Objective: To investigate whether transurethral resection of the prostate can be used as both (i) treatment for symptomatic prostatic enlargement in patients with prostate cancer and (ii) a risk-adaptive strategy for reducing prostate-specific antigen levels and broadening the indications of active surveillance. Methods: We retrospectively reviewed data of 3680 patients who underwent prostate biopsies at a single institution (March 2006 to January 2012). Of 529 men who had Gleason score 6 prostate cancer and were ineligible for active surveillance, 86 (16.3%) underwent transurethral resection of the prostate for symptomatic prostatic enlargement. We assessed how changes in prostate-specific antigen and prostate-specific antigen density influenced the eligibility for active surveillance and the outcome of subsequent therapy. The following active surveillance criteria were used: prostate-specific antigen ≤10 ng/ml, prostate-specific antigen density ≤0.15, positive cores ≤3 and single core involvement ≤50%. Results: The median age, pre-operative prostate-specific antigen and prostate volume were 71 years, 6.95 ng/ml, and 45.8 g, respectively. In 82.6% (71/86) of analyzed cases, ineligibility for active surveillance had resulted from elevated prostate-specific antigen level or prostate-specific antigen density. With a median resection of 16.5 g, transurethral resection of the prostate reduced the percentage of prostate-specific antigen and the percentage of prostate-specific antigen density by 34.5 and 50.0%, respectively, making 81.7% (58/71) of the patients eligible for active surveillance. Prostatespecific antigen level remained stabilized in all (21/21) patients maintained on active surveillance without disease progression during the median follow-up of 50.6 months. Among patients who underwent radical prostatectomy, 96.7% (29/30) exhibited localized disease. Conclusions: Risk-adaptive transurethral resection of the prostate may prevent overtreatment and allay prostate-specific antigen-associated anxiety in patients with biopsy-proven low-grade prostate cancer and elevated prostate-specific antigen. Additional benefits include voiding symptom improvement and the avoidance of curative therapy's immediate side effects.

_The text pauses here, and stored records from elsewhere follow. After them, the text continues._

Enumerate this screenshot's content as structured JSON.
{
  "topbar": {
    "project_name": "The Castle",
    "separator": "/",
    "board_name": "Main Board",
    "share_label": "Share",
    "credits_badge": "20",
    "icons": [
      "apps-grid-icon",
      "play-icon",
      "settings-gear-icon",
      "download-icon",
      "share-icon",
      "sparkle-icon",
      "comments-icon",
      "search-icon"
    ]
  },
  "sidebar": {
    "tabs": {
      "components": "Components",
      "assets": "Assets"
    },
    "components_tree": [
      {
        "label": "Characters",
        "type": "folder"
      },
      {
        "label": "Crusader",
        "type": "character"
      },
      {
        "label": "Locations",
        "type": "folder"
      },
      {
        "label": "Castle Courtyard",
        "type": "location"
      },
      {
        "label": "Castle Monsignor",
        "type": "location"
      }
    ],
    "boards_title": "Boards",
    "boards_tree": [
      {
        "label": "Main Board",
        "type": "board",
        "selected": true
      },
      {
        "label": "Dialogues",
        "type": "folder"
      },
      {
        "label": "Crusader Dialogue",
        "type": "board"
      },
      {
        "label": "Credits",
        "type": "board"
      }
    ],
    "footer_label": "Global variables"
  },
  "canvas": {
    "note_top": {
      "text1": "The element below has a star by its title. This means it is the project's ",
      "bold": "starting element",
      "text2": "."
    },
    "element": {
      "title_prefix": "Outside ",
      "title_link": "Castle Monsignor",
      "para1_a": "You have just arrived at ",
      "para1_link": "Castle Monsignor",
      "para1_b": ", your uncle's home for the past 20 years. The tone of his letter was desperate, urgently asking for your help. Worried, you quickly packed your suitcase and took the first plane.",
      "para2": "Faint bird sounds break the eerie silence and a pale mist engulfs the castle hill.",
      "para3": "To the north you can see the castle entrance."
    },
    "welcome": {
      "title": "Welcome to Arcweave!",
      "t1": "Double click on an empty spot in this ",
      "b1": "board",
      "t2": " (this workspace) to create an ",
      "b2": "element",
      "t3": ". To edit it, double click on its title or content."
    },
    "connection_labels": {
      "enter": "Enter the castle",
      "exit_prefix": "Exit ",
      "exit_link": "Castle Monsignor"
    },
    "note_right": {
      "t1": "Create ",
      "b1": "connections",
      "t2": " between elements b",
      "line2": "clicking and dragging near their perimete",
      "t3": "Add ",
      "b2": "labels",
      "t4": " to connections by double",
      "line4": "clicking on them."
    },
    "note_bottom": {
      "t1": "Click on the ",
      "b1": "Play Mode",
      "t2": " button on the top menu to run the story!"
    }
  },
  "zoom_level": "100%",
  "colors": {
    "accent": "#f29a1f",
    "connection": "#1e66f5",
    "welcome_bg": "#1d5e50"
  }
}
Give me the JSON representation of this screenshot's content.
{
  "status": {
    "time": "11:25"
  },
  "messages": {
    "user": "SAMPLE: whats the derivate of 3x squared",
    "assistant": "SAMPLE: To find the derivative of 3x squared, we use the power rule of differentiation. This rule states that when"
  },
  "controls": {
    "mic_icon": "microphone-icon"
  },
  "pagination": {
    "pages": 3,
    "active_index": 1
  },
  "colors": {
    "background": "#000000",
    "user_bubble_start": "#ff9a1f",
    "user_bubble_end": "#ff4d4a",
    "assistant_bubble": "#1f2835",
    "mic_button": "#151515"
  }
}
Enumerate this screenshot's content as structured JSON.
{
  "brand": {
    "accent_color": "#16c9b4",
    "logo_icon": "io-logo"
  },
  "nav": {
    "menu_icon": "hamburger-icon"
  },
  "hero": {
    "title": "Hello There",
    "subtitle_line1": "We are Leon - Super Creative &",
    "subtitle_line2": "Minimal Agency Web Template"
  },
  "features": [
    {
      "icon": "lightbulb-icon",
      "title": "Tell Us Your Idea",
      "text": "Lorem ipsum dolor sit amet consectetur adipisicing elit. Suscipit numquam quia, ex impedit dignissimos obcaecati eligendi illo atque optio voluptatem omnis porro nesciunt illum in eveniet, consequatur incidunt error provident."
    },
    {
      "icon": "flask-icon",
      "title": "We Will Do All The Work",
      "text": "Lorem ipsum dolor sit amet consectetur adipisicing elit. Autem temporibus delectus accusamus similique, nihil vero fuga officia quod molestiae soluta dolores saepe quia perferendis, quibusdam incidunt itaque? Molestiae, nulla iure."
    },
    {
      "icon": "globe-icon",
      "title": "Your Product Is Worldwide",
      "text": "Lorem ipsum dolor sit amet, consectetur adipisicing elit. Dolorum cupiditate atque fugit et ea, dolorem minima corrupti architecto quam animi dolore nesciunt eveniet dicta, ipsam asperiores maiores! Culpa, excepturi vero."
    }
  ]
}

All Science Journal Classification (ASJC) codes
- Radiology Nuclear Medicine and imaging
- Cancer Research